Doraville, GA, August 18, 2016 – by Trey Benton, Renee Turner Contributing – Funding for the redevelopment of the former Doraville General Motors site, dubbed Assembly, has been a complex topic and has been in a perpetual state of uncertainty for a number of months. But, according to an Atlanta Journal-Constitution report, a complex arrangement for tax incentives that could top $82 million was approved by the City’s Downtown Development Authority, during a Tuesday meeting.
The incentives will reduce tax revenues from the site 35%, affecting the amount of tax revenue payable to the DeKalb School System, for the next 30 years. According to the AJC report, developer Integral, may use those funds to pay for a $60 million tunnel and street connection from the Assembly site to the Doraville MARTA station. Integral says this connection is essential to the project. (more in the AJC Report here)
Doraville recently received $3 million in grants and loans from the State Road & Tollway Authority (SRTA) and the Georgia Transportation Infrastructure Bank (GTIB) under SRTA for the Phase I design and construction of West Avenue Connector, a new thoroughfare to be built on the former GM Plant site.

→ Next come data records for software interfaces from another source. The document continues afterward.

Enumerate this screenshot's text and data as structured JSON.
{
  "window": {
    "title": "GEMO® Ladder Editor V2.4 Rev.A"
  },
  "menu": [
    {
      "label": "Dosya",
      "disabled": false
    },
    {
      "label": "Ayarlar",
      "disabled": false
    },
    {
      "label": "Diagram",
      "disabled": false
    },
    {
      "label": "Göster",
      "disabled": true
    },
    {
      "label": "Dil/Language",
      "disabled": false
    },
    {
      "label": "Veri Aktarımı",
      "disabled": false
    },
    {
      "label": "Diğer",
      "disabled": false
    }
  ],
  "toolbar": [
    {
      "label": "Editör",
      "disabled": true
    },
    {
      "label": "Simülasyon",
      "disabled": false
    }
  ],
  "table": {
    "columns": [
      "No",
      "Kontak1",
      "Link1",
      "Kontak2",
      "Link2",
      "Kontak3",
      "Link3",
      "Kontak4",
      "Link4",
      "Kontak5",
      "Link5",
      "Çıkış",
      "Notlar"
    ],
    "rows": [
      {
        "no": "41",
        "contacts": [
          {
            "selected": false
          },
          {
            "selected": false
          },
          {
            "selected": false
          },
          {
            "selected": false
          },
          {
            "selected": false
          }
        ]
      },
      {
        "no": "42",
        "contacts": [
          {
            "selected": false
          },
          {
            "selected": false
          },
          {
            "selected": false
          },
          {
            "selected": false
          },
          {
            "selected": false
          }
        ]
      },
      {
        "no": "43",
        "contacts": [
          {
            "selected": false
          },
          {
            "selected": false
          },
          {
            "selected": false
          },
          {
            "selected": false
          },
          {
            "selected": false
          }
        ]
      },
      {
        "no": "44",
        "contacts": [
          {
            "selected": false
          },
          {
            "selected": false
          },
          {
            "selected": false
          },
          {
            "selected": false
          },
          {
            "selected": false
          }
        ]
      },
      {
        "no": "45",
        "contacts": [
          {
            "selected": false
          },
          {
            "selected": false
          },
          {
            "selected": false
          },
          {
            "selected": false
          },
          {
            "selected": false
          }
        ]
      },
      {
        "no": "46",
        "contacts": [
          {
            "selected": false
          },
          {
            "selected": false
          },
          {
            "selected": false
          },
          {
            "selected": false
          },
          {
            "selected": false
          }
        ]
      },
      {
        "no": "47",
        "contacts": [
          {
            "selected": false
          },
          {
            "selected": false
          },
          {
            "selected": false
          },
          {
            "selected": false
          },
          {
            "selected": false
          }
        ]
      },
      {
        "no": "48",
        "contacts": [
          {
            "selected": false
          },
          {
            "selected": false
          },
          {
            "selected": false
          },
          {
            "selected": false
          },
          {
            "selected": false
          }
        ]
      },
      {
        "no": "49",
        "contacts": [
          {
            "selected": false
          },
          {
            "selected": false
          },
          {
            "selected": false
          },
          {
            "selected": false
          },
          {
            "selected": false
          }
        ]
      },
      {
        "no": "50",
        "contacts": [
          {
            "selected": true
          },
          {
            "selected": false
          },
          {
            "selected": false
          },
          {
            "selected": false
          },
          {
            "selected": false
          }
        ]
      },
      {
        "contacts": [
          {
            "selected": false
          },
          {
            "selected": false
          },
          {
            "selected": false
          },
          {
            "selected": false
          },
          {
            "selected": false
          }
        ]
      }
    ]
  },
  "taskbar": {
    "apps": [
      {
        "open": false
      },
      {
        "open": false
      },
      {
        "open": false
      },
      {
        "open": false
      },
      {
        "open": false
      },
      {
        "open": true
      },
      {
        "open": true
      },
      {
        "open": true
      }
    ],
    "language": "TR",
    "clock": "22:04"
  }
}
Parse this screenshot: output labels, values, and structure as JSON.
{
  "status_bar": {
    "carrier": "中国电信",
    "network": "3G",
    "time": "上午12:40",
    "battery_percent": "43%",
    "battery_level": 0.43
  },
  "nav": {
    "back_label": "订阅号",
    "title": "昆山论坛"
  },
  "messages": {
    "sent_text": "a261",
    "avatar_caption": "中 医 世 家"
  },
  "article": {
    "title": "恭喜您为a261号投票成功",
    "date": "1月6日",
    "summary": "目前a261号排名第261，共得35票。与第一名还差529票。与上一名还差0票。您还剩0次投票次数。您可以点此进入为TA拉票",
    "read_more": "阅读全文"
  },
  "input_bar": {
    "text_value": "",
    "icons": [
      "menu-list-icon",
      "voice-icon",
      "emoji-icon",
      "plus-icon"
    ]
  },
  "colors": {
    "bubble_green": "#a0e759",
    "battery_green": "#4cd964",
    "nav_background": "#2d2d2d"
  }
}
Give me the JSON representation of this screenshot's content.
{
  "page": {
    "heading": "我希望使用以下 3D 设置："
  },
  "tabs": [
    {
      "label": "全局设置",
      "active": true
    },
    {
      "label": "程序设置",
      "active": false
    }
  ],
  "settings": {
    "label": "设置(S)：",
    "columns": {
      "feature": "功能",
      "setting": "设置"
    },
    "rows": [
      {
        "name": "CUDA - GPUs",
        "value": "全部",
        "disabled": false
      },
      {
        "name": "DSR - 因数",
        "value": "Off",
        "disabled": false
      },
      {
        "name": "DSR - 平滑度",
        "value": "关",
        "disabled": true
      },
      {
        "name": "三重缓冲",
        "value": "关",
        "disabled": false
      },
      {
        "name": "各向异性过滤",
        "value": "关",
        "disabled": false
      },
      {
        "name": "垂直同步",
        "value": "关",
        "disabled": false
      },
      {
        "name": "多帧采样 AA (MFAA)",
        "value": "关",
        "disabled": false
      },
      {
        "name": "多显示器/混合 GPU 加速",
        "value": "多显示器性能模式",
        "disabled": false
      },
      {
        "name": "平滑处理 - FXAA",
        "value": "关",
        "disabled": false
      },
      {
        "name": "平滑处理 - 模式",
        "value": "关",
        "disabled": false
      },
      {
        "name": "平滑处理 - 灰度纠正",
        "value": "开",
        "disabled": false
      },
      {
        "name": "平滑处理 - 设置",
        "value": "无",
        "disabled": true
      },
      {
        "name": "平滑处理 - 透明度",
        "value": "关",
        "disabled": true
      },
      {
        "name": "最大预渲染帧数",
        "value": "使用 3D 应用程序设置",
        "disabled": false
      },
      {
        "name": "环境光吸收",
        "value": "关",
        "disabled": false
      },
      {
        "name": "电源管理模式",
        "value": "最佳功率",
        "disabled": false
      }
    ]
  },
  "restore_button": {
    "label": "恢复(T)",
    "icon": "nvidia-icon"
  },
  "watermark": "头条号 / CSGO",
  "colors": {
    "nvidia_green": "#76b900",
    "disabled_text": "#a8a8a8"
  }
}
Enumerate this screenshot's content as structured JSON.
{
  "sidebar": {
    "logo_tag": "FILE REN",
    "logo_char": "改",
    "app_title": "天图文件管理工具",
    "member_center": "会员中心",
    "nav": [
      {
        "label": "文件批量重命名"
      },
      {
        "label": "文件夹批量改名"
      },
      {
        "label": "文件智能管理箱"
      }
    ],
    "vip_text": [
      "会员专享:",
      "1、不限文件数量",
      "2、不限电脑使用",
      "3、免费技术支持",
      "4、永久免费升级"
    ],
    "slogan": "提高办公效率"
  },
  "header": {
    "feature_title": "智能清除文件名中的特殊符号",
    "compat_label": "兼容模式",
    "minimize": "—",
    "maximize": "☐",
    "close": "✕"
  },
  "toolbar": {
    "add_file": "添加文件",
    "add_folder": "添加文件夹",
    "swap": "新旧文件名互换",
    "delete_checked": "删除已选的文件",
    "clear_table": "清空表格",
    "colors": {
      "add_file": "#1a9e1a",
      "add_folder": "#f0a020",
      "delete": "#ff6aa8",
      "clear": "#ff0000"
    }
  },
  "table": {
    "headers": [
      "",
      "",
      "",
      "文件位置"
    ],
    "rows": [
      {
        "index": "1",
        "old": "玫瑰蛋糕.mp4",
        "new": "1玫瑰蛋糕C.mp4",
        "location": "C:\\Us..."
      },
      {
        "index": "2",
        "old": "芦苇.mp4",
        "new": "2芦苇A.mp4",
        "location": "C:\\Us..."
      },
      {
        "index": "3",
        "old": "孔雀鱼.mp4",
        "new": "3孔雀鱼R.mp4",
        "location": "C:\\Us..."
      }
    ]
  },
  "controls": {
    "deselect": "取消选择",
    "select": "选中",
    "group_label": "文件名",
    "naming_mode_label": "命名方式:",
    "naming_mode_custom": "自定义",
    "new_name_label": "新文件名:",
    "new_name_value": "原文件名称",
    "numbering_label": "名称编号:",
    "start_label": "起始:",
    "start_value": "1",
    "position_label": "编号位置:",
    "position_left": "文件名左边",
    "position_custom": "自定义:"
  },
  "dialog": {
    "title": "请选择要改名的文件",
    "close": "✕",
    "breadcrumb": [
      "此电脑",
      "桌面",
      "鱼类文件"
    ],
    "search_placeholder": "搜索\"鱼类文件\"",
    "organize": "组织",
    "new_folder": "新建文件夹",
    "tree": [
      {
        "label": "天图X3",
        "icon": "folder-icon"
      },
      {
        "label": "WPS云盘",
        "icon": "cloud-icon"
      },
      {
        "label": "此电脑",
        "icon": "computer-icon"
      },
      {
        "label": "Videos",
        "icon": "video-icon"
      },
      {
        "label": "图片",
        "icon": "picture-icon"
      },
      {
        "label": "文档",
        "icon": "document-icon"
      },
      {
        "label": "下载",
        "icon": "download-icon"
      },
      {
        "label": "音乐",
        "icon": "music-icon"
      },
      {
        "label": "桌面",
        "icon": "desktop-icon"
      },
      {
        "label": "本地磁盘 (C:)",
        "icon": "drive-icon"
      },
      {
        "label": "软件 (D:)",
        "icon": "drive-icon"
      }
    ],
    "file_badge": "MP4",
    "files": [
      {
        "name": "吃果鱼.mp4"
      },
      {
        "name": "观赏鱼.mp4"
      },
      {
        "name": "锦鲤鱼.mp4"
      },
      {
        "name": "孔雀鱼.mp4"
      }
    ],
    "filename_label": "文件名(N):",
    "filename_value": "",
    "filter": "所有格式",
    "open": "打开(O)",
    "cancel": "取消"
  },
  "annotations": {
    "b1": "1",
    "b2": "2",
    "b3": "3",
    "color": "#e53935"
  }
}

The new thoroughfare will be a half-mile stretch running through the site. As part of the redevelopment of the former plant site, the West Avenue Connector will be designed to ease traffic congestion on Peachtree Road, as well as to create local access to the 165-acre site connecting Motors Industrial Blvd. to the other end of the site at Peachtree Road.
Based on the application the City of Doraville submitted to SRTA/GTIB, the development team for the West Avenue Connector project includes the City of Doraville and Doraville Sixty, LLC. The team has provided funding for the conceptual studies, economic studies, environmental investigations and remediation, and demolition of the existing facilities through Kimley-Horn at a cost of approximately $102,000. Preliminary engineering is estimated to cost $450,000 or more, and Kimley-Horn will serve as the design engineer, providing the concepts and early cost estimates.
Over the past few months the City and the DeKalb County School Board and School District (DCSD) Superintendent Dr. Stephen Green, have been at odds over the idea of DCSD backing a large portion of a proposed Tax Allocation District (TAD) and the associated $247 million in infrastructure bonds to redevelop the old GM Plant. That resulted in Doraville constructing a “Plan B”, a plan that would fund some of the necessary infrastructure improvements connected to the Assembly project and the surrounding area through the formation of a Community Improvement District, or CID.
Bond attorney Dan McRae, with the law firm of Seyfarth Shaw LLP., explained the two bonds the Development Authority approved Tuesday, are essentially the same in construct. However, the Doraville Sixty Bond serves as a Master Bond that can be sliced up for a variety of projects on the site.
More in the 45 minute video of the Doraville Downtown Development here.